There are a few industrial-biased companies that I think are really interesting; 3M which has consumer products that get used up like Post-its, but also make industrial products and health-care products. And they've raised their dividend every year for, I think, 40 years now. PPG, which makes paint and glass, has raised their dividend also for close to 40 years, and even in the worst of the recession they raised it by a small amount last year and the year before. But I tend to really like these great consumer type franchises as being particularly attractive.
Morris: If the current tax law is allowed to expire, the tax rate on dividends is going to go up next year. And we've been hearing it at the conference from Jeffrey Gundlach and others that we just better get used to higher tax rates in the future. Does higher tax rates spoil the case for dividend investing?
Cohen: Well, it makes it a little less attractive. And I think that there is this sort of golden age in the past eight years for dividends when the tax rate was down to 15%. When I came into the business, it was called double taxation of dividends. I've not heard that. Have you heard that term at all ever?
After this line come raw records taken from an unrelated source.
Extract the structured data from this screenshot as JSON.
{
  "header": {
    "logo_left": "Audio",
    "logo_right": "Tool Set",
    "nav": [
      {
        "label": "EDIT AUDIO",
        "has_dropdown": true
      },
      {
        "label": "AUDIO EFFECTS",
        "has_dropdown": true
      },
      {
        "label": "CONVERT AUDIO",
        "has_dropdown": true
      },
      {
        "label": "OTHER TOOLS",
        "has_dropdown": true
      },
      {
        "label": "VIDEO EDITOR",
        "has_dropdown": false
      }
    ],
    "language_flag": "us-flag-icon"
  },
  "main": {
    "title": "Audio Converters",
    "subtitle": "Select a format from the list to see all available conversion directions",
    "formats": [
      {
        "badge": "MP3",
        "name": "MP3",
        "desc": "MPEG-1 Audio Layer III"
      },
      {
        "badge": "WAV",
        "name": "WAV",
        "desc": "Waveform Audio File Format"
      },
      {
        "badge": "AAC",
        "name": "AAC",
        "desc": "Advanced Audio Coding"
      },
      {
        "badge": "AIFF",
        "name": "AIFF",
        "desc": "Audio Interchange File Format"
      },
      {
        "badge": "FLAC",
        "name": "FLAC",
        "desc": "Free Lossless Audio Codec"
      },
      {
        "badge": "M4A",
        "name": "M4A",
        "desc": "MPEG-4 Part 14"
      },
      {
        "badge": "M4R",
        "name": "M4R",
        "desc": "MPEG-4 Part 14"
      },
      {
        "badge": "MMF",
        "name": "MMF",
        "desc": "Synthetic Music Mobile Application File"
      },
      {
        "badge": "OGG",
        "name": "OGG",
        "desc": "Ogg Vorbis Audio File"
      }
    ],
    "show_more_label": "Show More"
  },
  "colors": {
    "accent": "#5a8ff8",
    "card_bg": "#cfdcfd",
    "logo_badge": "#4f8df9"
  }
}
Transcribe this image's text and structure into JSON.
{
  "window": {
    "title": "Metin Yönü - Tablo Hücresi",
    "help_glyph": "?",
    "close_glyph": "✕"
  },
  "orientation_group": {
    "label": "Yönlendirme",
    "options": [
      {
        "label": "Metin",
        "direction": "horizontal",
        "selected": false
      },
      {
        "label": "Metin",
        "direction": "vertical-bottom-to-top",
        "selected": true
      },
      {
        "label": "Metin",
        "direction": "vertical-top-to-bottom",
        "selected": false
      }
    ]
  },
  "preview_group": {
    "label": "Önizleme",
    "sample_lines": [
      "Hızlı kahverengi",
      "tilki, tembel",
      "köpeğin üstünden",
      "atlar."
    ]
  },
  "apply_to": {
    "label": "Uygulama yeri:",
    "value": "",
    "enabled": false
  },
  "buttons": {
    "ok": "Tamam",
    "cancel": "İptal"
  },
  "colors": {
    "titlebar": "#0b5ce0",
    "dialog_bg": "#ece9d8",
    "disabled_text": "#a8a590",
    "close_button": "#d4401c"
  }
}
Double taxation of dividends meant the corporations pay dividends out of after-tax earnings and then individuals get it and they pay taxes on it. But Congress never wanted to tackle it until we had the terrible bear market of 2000 to 2002. And I think it was actually Chuck Schwab who went and convinced Bush that they ought to push for this. And so, miraculously, Congress whom I never thought would go along with a reduction in taxes of dividends, actually consented to put dividend tax at 15%.
Lo and behold, dividend started going up and the stock market started going up. I don't think it was a coincidence. And so, I think raising the taxes on dividends is not a good thing, but it won't spoil the story.
And in the 1950s, for example, when marginal tax rates were really high, very high 50%, 60%, 70%, 80%, dividends were still going up, the stock market did well and dividends still accounted for 40% of the market's total return.
So the dividend story is a good story. You get the compounding effect. A lot of people will hold the dividend stocks in their retirement accounts. You probably have to think about kind of readjusting. A lot of people hold fixed income in their retirement accounts now and stocks for capital appreciation in their taxable accounts; maybe you do a switch on that. I mean, so, I think people will find ways to adjust to this.
Is it a good thing? No. Will it be harmful? In some way. But is it devastating to the story? No. Companies actually – several companies to whom I've spoken have said they'll actually increased their dividends more because their shareholders have come to rely on their dividends, Automatic Data Processing, has said that, for example, among others.
Morris: Great. Well, Hersh Cohen, thank you for joining us today.
Cohen: Thank you.
Sonya Morris does not own (actual or beneficial) shares in any of the securities mentioned above. Find out about Morningstar’s editorial policies.